[Dataset rows describing interfaces]
···

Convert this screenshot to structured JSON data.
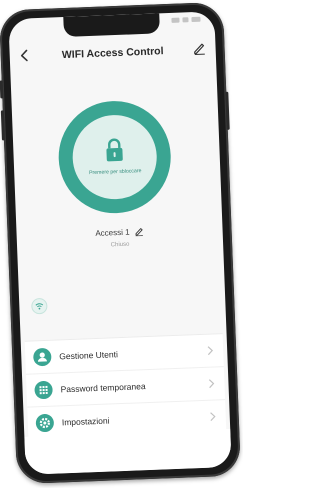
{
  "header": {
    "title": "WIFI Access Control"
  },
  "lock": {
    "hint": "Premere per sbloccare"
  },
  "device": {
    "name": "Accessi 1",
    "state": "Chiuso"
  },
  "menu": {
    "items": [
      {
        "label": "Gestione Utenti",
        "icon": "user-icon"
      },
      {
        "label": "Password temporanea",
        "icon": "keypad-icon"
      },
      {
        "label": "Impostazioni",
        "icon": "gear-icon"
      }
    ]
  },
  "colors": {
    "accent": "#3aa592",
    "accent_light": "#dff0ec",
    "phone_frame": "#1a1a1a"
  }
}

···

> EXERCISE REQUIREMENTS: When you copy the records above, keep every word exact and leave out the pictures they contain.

> SOLVED PROBLEM:
Convert this screenshot to structured JSON data.
{
  "header": {
    "title": "WIFI Access Control"
  },
  "lock": {
    "hint": "Premere per sbloccare"
  },
  "device": {
    "name": "Accessi 1",
    "state": "Chiuso"
  },
  "menu": {
    "items": [
      {
        "label": "Gestione Utenti",
        "icon": "user-icon"
      },
      {
        "label": "Password temporanea",
        "icon": "keypad-icon"
      },
      {
        "label": "Impostazioni",
        "icon": "gear-icon"
      }
    ]
  },
  "colors": {
    "accent": "#3aa592",
    "accent_light": "#dff0ec",
    "phone_frame": "#1a1a1a"
  }
}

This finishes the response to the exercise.